Has partsPaper 1: Olsen, A., Brunner, J.F., Evensen, K.A.I., Garzon, B., Landro, N. I., Haberg, A.K. The functional topography and temporal dynamics of overlapping and distinct brain activations for adaptive task control and stable task-set maintenance during performance of an fMRI-adapted clinical continuous performance test. Journal of Cognitive Neuroscience 2013; 25, 903-919 © 2015 The MIT Press http://dx.doi.org/10.1162/jocn_a_00358
Paper 2: Finnanger, T., Olsen, A., Skandsen, T., Lydersen, S., Vik, A., Evensen, K.A.I., Haberg, A. K., Andersson, S., Indredavik, M. Self-reported executive, emotional and behavioural function 2-5 years after moderate-to-severe traumatic brain injury – a prospective followup study. Submitted manuscript. Is not included due to copyright.
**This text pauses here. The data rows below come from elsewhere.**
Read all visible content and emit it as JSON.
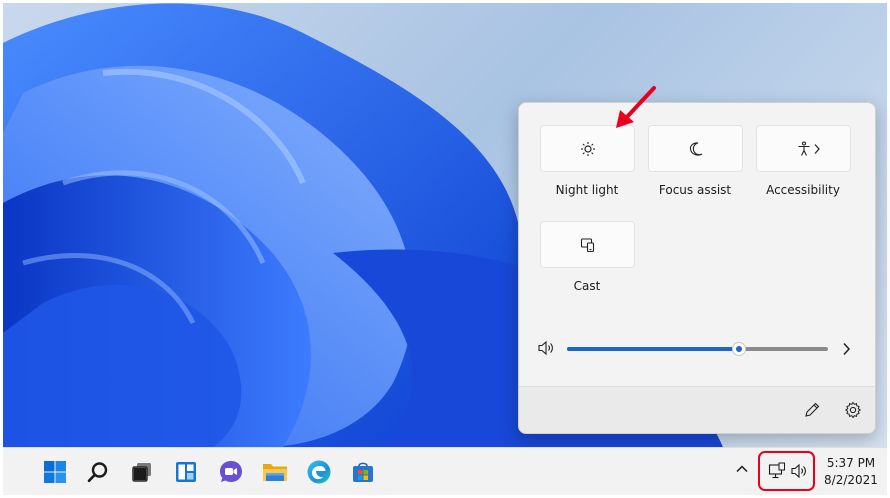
{
  "quick_settings": {
    "tiles": [
      {
        "label": "Night light",
        "icon": "brightness-icon"
      },
      {
        "label": "Focus assist",
        "icon": "moon-icon"
      },
      {
        "label": "Accessibility",
        "icon": "accessibility-icon",
        "has_chevron": true
      },
      {
        "label": "Cast",
        "icon": "cast-icon"
      }
    ],
    "volume": {
      "icon": "speaker-icon",
      "level": 0.66
    },
    "footer": {
      "edit_icon": "pencil-icon",
      "settings_icon": "gear-icon"
    }
  },
  "taskbar": {
    "apps": [
      {
        "name": "start",
        "icon": "windows-logo-icon"
      },
      {
        "name": "search",
        "icon": "search-icon"
      },
      {
        "name": "task-view",
        "icon": "task-view-icon"
      },
      {
        "name": "widgets",
        "icon": "widgets-icon"
      },
      {
        "name": "chat",
        "icon": "teams-chat-icon"
      },
      {
        "name": "file-explorer",
        "icon": "folder-icon"
      },
      {
        "name": "edge",
        "icon": "edge-icon"
      },
      {
        "name": "store",
        "icon": "store-icon"
      }
    ],
    "tray": {
      "chevron_icon": "chevron-up-icon",
      "network_icon": "network-icon",
      "volume_icon": "speaker-icon"
    },
    "clock": {
      "time": "5:37 PM",
      "date": "8/2/2021"
    }
  },
  "colors": {
    "accent": "#1a68c4",
    "annotation": "#e8001c",
    "wallpaper_blue": "#1f57e6"
  }
}
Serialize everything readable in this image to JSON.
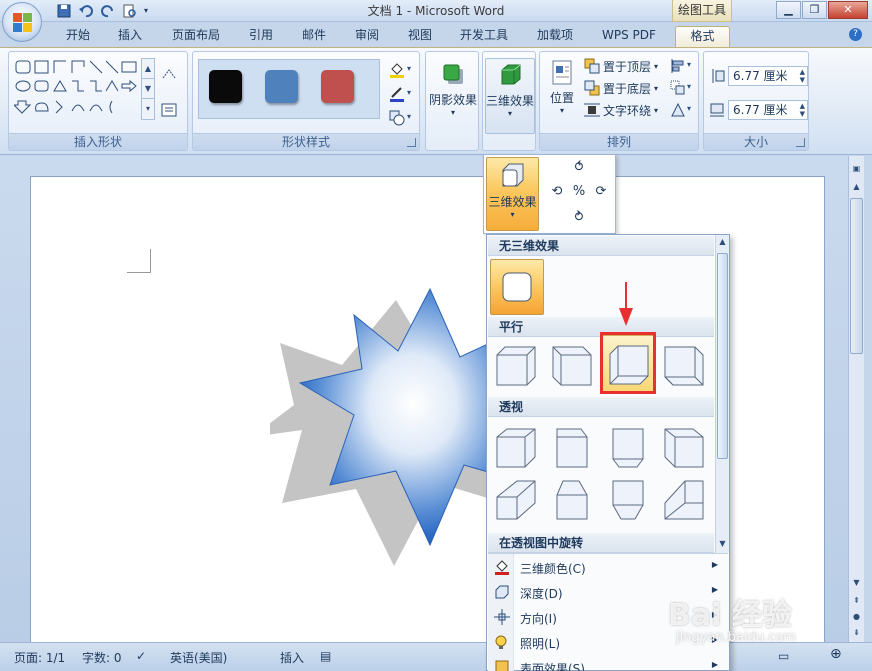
{
  "window": {
    "title": "文档 1 - Microsoft Word",
    "contextual_tab_group": "绘图工具",
    "minimize": "▁",
    "restore": "❐",
    "close": "✕"
  },
  "ribbon_tabs": [
    {
      "label": "开始"
    },
    {
      "label": "插入"
    },
    {
      "label": "页面布局"
    },
    {
      "label": "引用"
    },
    {
      "label": "邮件"
    },
    {
      "label": "审阅"
    },
    {
      "label": "视图"
    },
    {
      "label": "开发工具"
    },
    {
      "label": "加载项"
    },
    {
      "label": "WPS PDF"
    },
    {
      "label": "格式",
      "active": true
    }
  ],
  "help": "?",
  "groups": {
    "insert_shapes": {
      "label": "插入形状"
    },
    "shape_styles": {
      "label": "形状样式",
      "swatches": [
        "#0a0a0a",
        "#4f81bd",
        "#c0504d"
      ]
    },
    "shadow": {
      "label": "阴影效果"
    },
    "three_d": {
      "label": "三维效果"
    },
    "arrange": {
      "label": "排列",
      "position": "位置",
      "bring_to_front": "置于顶层",
      "send_to_back": "置于底层",
      "text_wrap": "文字环绕"
    },
    "size": {
      "label": "大小",
      "height": "6.77 厘米",
      "width": "6.77 厘米"
    }
  },
  "effect_dropdown": {
    "label": "三维效果"
  },
  "gallery": {
    "sections": {
      "none": "无三维效果",
      "parallel": "平行",
      "perspective": "透视",
      "rotation": "在透视图中旋转"
    },
    "menu_items": [
      {
        "label": "三维颜色(C)",
        "icon": "paint-bucket-icon"
      },
      {
        "label": "深度(D)",
        "icon": "depth-icon"
      },
      {
        "label": "方向(I)",
        "icon": "direction-icon"
      },
      {
        "label": "照明(L)",
        "icon": "lighting-icon"
      },
      {
        "label": "表面效果(S)",
        "icon": "surface-icon"
      }
    ]
  },
  "statusbar": {
    "page": "页面: 1/1",
    "words": "字数: 0",
    "language": "英语(美国)",
    "mode": "插入"
  },
  "watermark": {
    "brand": "Bai  经验",
    "sub": "jingyan.baidu.com"
  },
  "colors": {
    "accent": "#fbc85f",
    "highlight": "#e83030",
    "ribbon": "#dde8f5"
  }
}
Paper 3: Olsen, A., Brunner, J. F., Evensen, K. A. I., Finnanger, T., Vik, A., Skandsen, T., Landro, N. I., Haberg, A. K. Altered cognitive control activations after moderate-to-severe traumatic brain injury and their relationship to injury severity and everyday-life function. Cerebral Cortex 2014. http://dx.doi.org/10.1093/cercor/bhu023 © The Author 2014. Published by Oxford University Press. This is an Open Access article distributed under the terms of the Creative Commons Attribution Non-Commercial License (http://creativecommons.org/licenses/by-nc/3.0/), which permits non-commercial re-use, distribution, and reproduction in any medium, provided the original work is properly cited. For commercial re-use, please contact journals. firstname.lastname@example.org
Paper 4: Håberg, A. K., Olsen, A., Moen, K. G., Schirmer-Mikalsen, K., Visser, E., Finnanger, T., Evensen, K. A. I., Vik., A., Skandsen, T., Eikenes, L. White matter microstructure in moderate-to-severe traumatic brain injury: the impact of acute phase injury related variables and associations with global outcome, performance-based and self-reported cognitive control function. Article first published online: 30 DEC 2014, ©2014 Wiley Periodicals, Inc. http://dx.doi.org/10.1002/jnr.23534